Eclipse glasses available first-come, first-serve at Edinburg, Brownsville Campuses

  Saturday, April 6, 2024
  Community, Events and Exhibits, Around Campus

By Karen Villarreal

EDINBURG, TEXAS – APRIL 6, 2024 – UTRGV will host “Science in Motion” viewing events Monday, April 8, to observe the total solar eclipse, which will reach approximately 92 percent totality in the Rio Grande Valley.

A limited quantity of eclipse glasses will be available at the Interdisciplinary Academic Building courtyard on the UTRGV Brownsville campus and by the Sundial on the UTRGV Edinburg campus (between the HPEII gym and engineering building) starting at 12:45 p.m.  

Vikki Penix, program coordinator for the South Texas Space Science Institute, said the viewing events are a collaborative effort between UTRGV's Department of Physics & Astronomy, the South Texas Space Science Institute, the Society of Physics Students, UTRGV's H-E-B Planetarium, and the Center of Excellence in STEM Education.

“In Brownsville, our ultra-high contrast Coronado SolarMax III telescope will track the Moon as it passes in front of the Sun, casting its shadow and darkening the mid-day sky,” Penix said. “We’re also going to have an indoor viewing event of what the telescope is capturing.”

Both locations will also host additional astronomy-related activities, including student research presentations.


According to NASA, the next total solar eclipse that can be seen from the United States will be in August 2044.

“This is a once in a lifetime event that future generations might not get to experience,” said Amanda Champion, H-E-B Planetarium coordinator. “And this solar eclipse is special because it has a longer duration of totality.”

Monday’s eclipse is expected to last more than four minutes in totality – twice as long as the last total solar eclipse seven years ago.

The Rio Grande Valley is not expecting full totality. The eclipse will start about noon, with the interesting coverage expected from 1:00-1:30 p.m., reaching close to 92 percent at 1:30 p.m.

Vision experts and astronomers alike are urging viewers to use the proper protection when observing this natural wonder, to avoid permanent damage to the eyes.


Teviet Creighton, STARGATE project lead, stresses that eclipse glasses must be worn at all times​ when looking at the Sun.

“Even in locations that experience totality (in Texas, roughly along a line between Eagle Pass and Dallas), you should keep glasses on until the last point of light on the Sun's rim vanishes,” Creighton said.

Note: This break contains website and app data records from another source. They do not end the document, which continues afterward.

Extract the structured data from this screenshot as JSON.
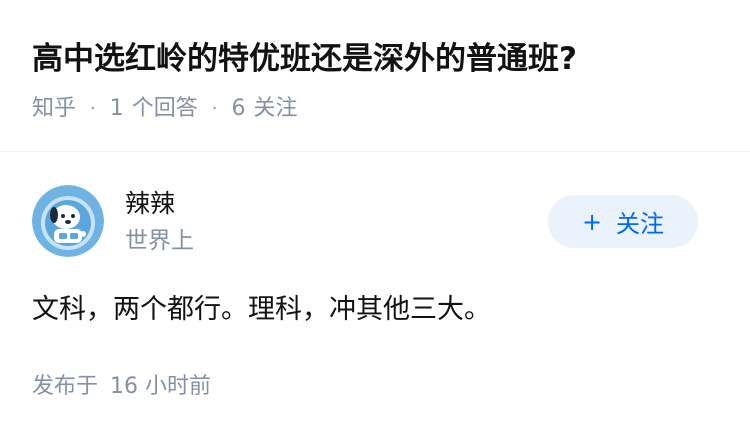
{
  "question": {
    "title": "高中选红岭的特优班还是深外的普通班?",
    "meta": {
      "source": "知乎",
      "separator": "·",
      "answer_count": "1",
      "answer_label": "个回答",
      "follower_count": "6",
      "follower_label": "关注"
    }
  },
  "answer": {
    "author": {
      "name": "辣辣",
      "headline": "世界上",
      "avatar_icon": "cartoon-dog-astronaut-icon"
    },
    "follow_button": {
      "icon": "plus-icon",
      "plus": "+",
      "label": "关注"
    },
    "content": "文科，两个都行。理科，冲其他三大。",
    "time": {
      "prefix": "发布于",
      "value": "16 小时前"
    }
  },
  "colors": {
    "primary_text": "#121212",
    "secondary_text": "#8590a6",
    "accent": "#0066ff",
    "follow_bg": "#eaf2fb",
    "divider": "#f0f2f7",
    "avatar_bg": "#6fb3e4"
  }
}
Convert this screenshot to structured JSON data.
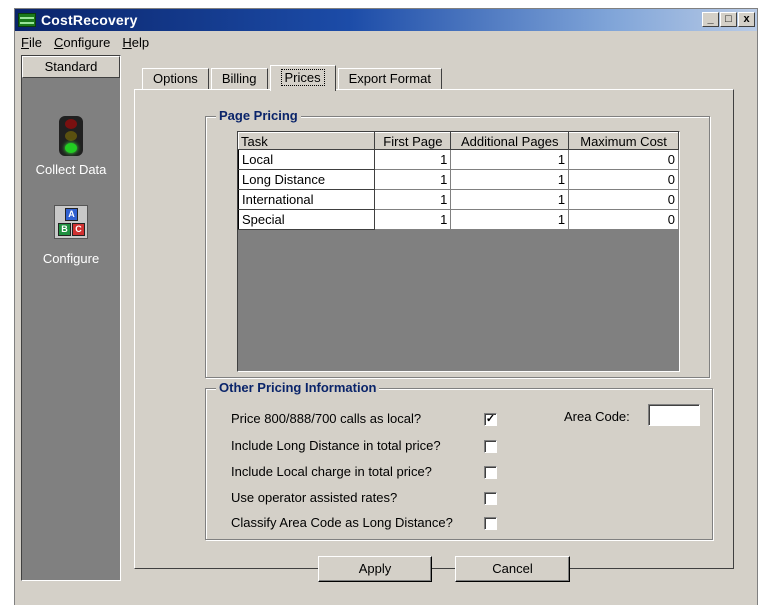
{
  "window": {
    "title": "CostRecovery",
    "controls": {
      "minimize": "_",
      "maximize": "□",
      "close": "x"
    }
  },
  "menu": [
    "File",
    "Configure",
    "Help"
  ],
  "sidebar": {
    "header": "Standard",
    "items": [
      {
        "label": "Collect Data",
        "icon": "traffic-light-icon"
      },
      {
        "label": "Configure",
        "icon": "abc-blocks-icon"
      }
    ]
  },
  "tabs": [
    "Options",
    "Billing",
    "Prices",
    "Export Format"
  ],
  "active_tab": "Prices",
  "page_pricing": {
    "title": "Page Pricing",
    "columns": [
      "Task",
      "First Page",
      "Additional Pages",
      "Maximum Cost"
    ],
    "rows": [
      {
        "task": "Local",
        "first": "1",
        "additional": "1",
        "max": "0"
      },
      {
        "task": "Long Distance",
        "first": "1",
        "additional": "1",
        "max": "0"
      },
      {
        "task": "International",
        "first": "1",
        "additional": "1",
        "max": "0"
      },
      {
        "task": "Special",
        "first": "1",
        "additional": "1",
        "max": "0"
      }
    ]
  },
  "other_pricing": {
    "title": "Other Pricing Information",
    "options": [
      {
        "label": "Price 800/888/700 calls as local?",
        "checked": true
      },
      {
        "label": "Include Long Distance in total price?",
        "checked": false
      },
      {
        "label": "Include Local charge in total price?",
        "checked": false
      },
      {
        "label": "Use operator assisted rates?",
        "checked": false
      },
      {
        "label": "Classify Area Code as Long Distance?",
        "checked": false
      }
    ],
    "area_code_label": "Area Code:",
    "area_code_value": ""
  },
  "buttons": {
    "apply": "Apply",
    "cancel": "Cancel"
  }
}
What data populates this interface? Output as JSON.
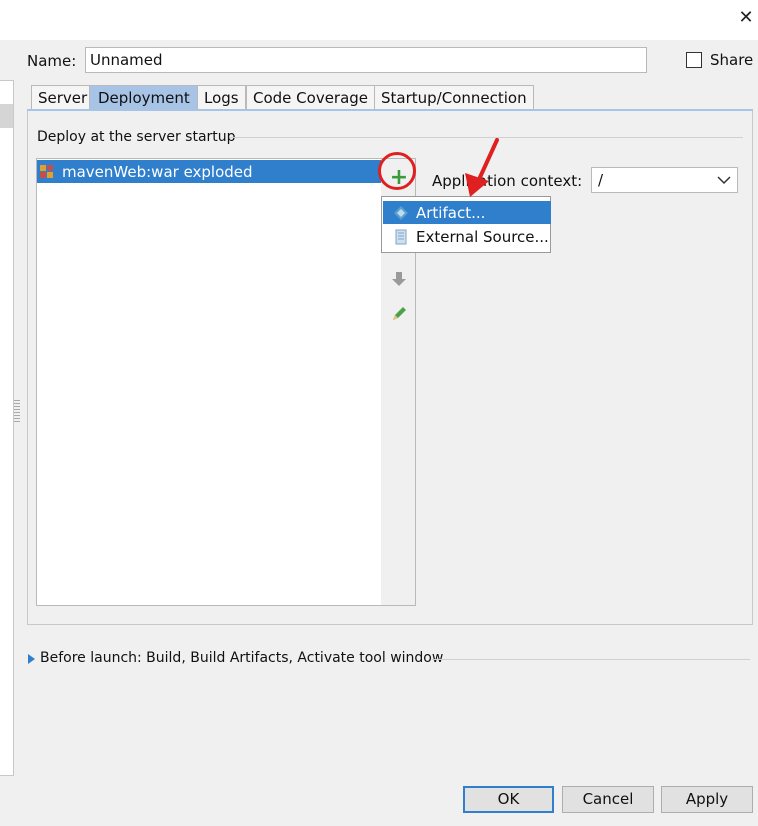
{
  "window": {
    "close_symbol": "✕"
  },
  "form": {
    "name_label": "Name:",
    "name_value": "Unnamed",
    "share_label": "Share",
    "share_checked": false
  },
  "tabs": [
    {
      "label": "Server",
      "active": false
    },
    {
      "label": "Deployment",
      "active": true
    },
    {
      "label": "Logs",
      "active": false
    },
    {
      "label": "Code Coverage",
      "active": false
    },
    {
      "label": "Startup/Connection",
      "active": false
    }
  ],
  "deploy": {
    "section_label": "Deploy at the server startup",
    "items": [
      {
        "label": "mavenWeb:war exploded",
        "icon": "war-artifact-icon",
        "selected": true
      }
    ],
    "toolbar": {
      "add_symbol": "+",
      "icons": [
        "add-icon",
        "move-down-icon",
        "edit-icon"
      ]
    }
  },
  "app_context": {
    "label": "Application context:",
    "value": "/"
  },
  "add_menu": {
    "items": [
      {
        "label": "Artifact...",
        "icon": "artifact-icon",
        "selected": true
      },
      {
        "label": "External Source...",
        "icon": "external-source-icon",
        "selected": false
      }
    ]
  },
  "before_launch": {
    "label": "Before launch: Build, Build Artifacts, Activate tool window"
  },
  "buttons": {
    "ok": "OK",
    "cancel": "Cancel",
    "apply": "Apply"
  },
  "colors": {
    "selection": "#2f7fcc",
    "tab_active": "#a7c3e6",
    "annotation_red": "#e02020",
    "add_green": "#3a9b3a"
  }
}
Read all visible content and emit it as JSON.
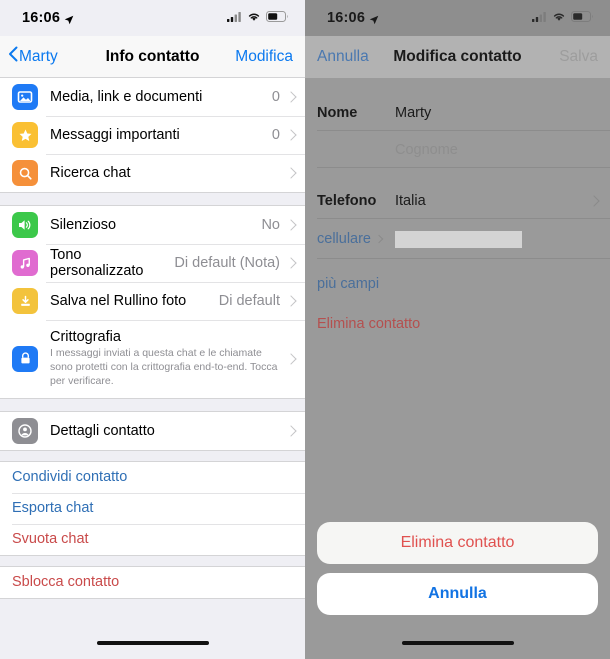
{
  "status_bar": {
    "time": "16:06",
    "location_icon": "location-arrow-icon",
    "cellular_icon": "cellular-bars-icon",
    "wifi_icon": "wifi-icon",
    "battery_icon": "battery-icon"
  },
  "left_screen": {
    "nav": {
      "back_label": "Marty",
      "title": "Info contatto",
      "action_label": "Modifica"
    },
    "group1": [
      {
        "icon": "media-photo-icon",
        "icon_color": "#1f7af5",
        "label": "Media, link e documenti",
        "value": "0",
        "chevron": true
      },
      {
        "icon": "star-icon",
        "icon_color": "#fac033",
        "label": "Messaggi importanti",
        "value": "0",
        "chevron": true
      },
      {
        "icon": "search-icon",
        "icon_color": "#f5903a",
        "label": "Ricerca chat",
        "value": "",
        "chevron": true
      }
    ],
    "group2": [
      {
        "icon": "speaker-icon",
        "icon_color": "#3cc84a",
        "label": "Silenzioso",
        "value": "No",
        "chevron": true
      },
      {
        "icon": "music-note-icon",
        "icon_color": "#e06bd0",
        "label": "Tono personalizzato",
        "value": "Di default (Nota)",
        "chevron": true
      },
      {
        "icon": "download-box-icon",
        "icon_color": "#f3c33c",
        "label": "Salva nel Rullino foto",
        "value": "Di default",
        "chevron": true
      }
    ],
    "encryption": {
      "icon": "lock-icon",
      "icon_color": "#1f7af5",
      "title": "Crittografia",
      "description": "I messaggi inviati a questa chat e le chiamate sono protetti con la crittografia end-to-end. Tocca per verificare.",
      "chevron": true
    },
    "group3": [
      {
        "icon": "contact-person-icon",
        "icon_color": "#8e8e93",
        "label": "Dettagli contatto",
        "value": "",
        "chevron": true
      }
    ],
    "actions": [
      {
        "label": "Condividi contatto",
        "style": "blue"
      },
      {
        "label": "Esporta chat",
        "style": "blue"
      },
      {
        "label": "Svuota chat",
        "style": "red"
      }
    ],
    "actions2": [
      {
        "label": "Sblocca contatto",
        "style": "red"
      }
    ]
  },
  "right_screen": {
    "nav": {
      "cancel_label": "Annulla",
      "title": "Modifica contatto",
      "save_label": "Salva"
    },
    "fields": [
      {
        "label": "Nome",
        "value": "Marty",
        "placeholder": "",
        "chevron": false
      },
      {
        "label": "",
        "value": "",
        "placeholder": "Cognome",
        "chevron": false
      },
      {
        "label": "Telefono",
        "value": "Italia",
        "placeholder": "",
        "chevron": true
      }
    ],
    "phone_row": {
      "label": "cellulare",
      "value_redacted": true
    },
    "more_fields_label": "più campi",
    "delete_contact_label": "Elimina contatto",
    "action_sheet": {
      "destructive_label": "Elimina contatto",
      "cancel_label": "Annulla"
    }
  }
}
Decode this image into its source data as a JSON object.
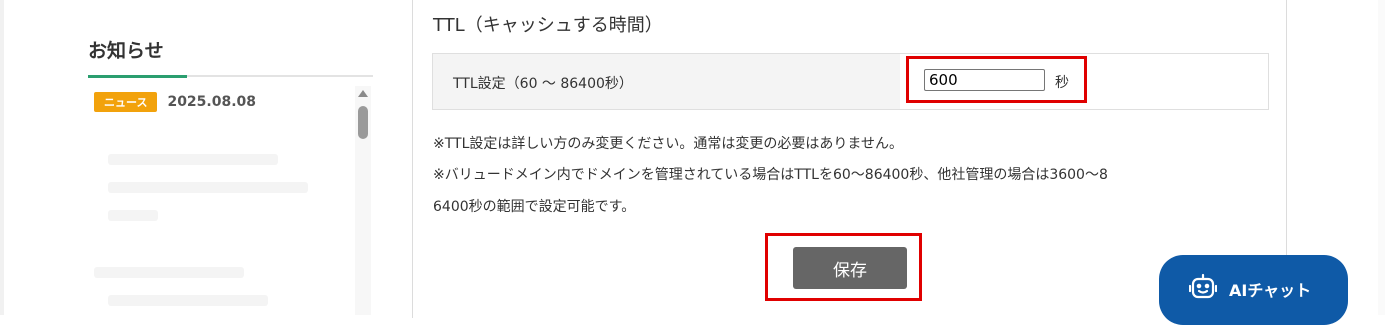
{
  "news": {
    "title": "お知らせ",
    "items": [
      {
        "badge": "ニュース",
        "date": "2025.08.08"
      }
    ]
  },
  "ttl": {
    "heading": "TTL（キャッシュする時間）",
    "label": "TTL設定（60 ～ 86400秒）",
    "value": "600",
    "unit": "秒"
  },
  "notes": [
    "※TTL設定は詳しい方のみ変更ください。通常は変更の必要はありません。",
    "※バリュードメイン内でドメインを管理されている場合はTTLを60～86400秒、他社管理の場合は3600～8",
    "6400秒の範囲で設定可能です。"
  ],
  "save_label": "保存",
  "ai_chat_label": "AIチャット",
  "colors": {
    "accent_green": "#2a9e6f",
    "badge_orange": "#f2a20c",
    "highlight_red": "#e00000",
    "chat_blue": "#0f5aa7",
    "save_gray": "#666666"
  },
  "icons": {
    "scroll_up": "scroll-up-arrow-icon",
    "chat": "chat-robot-icon"
  }
}
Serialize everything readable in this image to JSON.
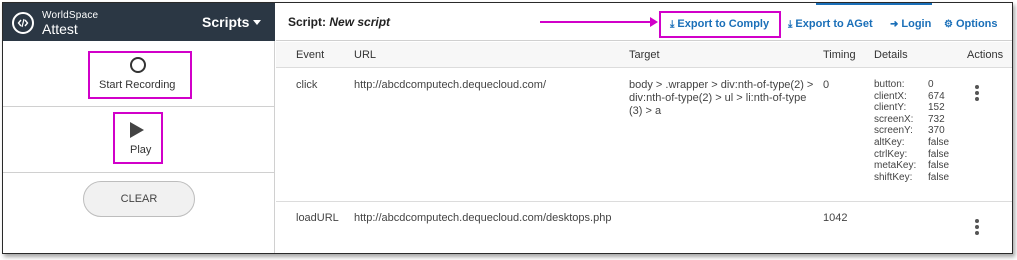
{
  "brand": {
    "line1": "WorldSpace",
    "line2": "Attest"
  },
  "sidebar": {
    "scripts_label": "Scripts",
    "start_recording_label": "Start Recording",
    "play_label": "Play",
    "clear_label": "CLEAR"
  },
  "header": {
    "script_prefix": "Script:",
    "script_name": "New script",
    "export_comply_label": "Export to Comply",
    "export_aget_label": "Export to AGet",
    "login_label": "Login",
    "options_label": "Options"
  },
  "table": {
    "columns": [
      "Event",
      "URL",
      "Target",
      "Timing",
      "Details",
      "Actions"
    ],
    "rows": [
      {
        "event": "click",
        "url": "http://abcdcomputech.dequecloud.com/",
        "target": "body > .wrapper > div:nth-of-type(2) > div:nth-of-type(2) > ul > li:nth-of-type (3) > a",
        "timing": "0",
        "details": [
          {
            "key": "button:",
            "value": "0"
          },
          {
            "key": "clientX:",
            "value": "674"
          },
          {
            "key": "clientY:",
            "value": "152"
          },
          {
            "key": "screenX:",
            "value": "732"
          },
          {
            "key": "screenY:",
            "value": "370"
          },
          {
            "key": "altKey:",
            "value": "false"
          },
          {
            "key": "ctrlKey:",
            "value": "false"
          },
          {
            "key": "metaKey:",
            "value": "false"
          },
          {
            "key": "shiftKey:",
            "value": "false"
          }
        ]
      },
      {
        "event": "loadURL",
        "url": "http://abcdcomputech.dequecloud.com/desktops.php",
        "target": "",
        "timing": "1042",
        "details": []
      }
    ]
  },
  "colors": {
    "brand_bar": "#2b3744",
    "link": "#1a6fb8",
    "highlight": "#d100c9"
  }
}
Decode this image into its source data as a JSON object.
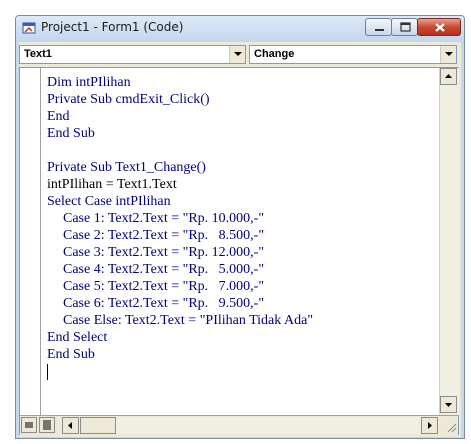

“You're going to have to keep your eclipse glasses on the whole time if you're going to look for it,” said Dr. Lorena Flores-Hernandez, optometrist and glaucoma specialist at UT Health RGV Vision Center. 

“Before putting your glasses on, make sure there aren't any holes or tears. Even the slightest tear can cause severe damage to your eyes,” Champion said.

UTRGV student representatives from the H-E-B Planetarium and the other collaborators will be on hand at both viewing events to explain safe viewing options – such as a pinhole viewer – to observe the eclipse. 

Champion says a pinhole viewer is simply a small hole poked through an index card or sheet of paper that projects the eclipse onto a solid surface.

“Do not look at the sun through the pinhole! The pinhole is used to observe the shadow of the moon covering the sunlight,” Champion said.


The University of Texas Rio Grande Valley (UTRGV) was created by the Texas Legislature in 2013 as the first major public university of the 21st century in Texas. This transformative initiative provided the opportunity to expand educational opportunities in the Rio Grande Valley, including a new School of Medicine, and made it possible for residents of the region to benefit from the Permanent University Fund – a public endowment contributing support to the University of Texas System and other institutions.

UTRGV has campuses and off-campus research and teaching sites throughout the Rio Grande Valley including in Boca Chica Beach, Brownsville (formerly The University of Texas at Brownsville campus), Edinburg (formerly The University of Texas-Pan American campus), Harlingen, McAllen, Port Isabel, Rio Grande City, and South Padre Island. UTRGV, a comprehensive academic institution, enrolled its first class in the fall of 2015, and the School of Medicine welcomed its first class in the summer of 2016.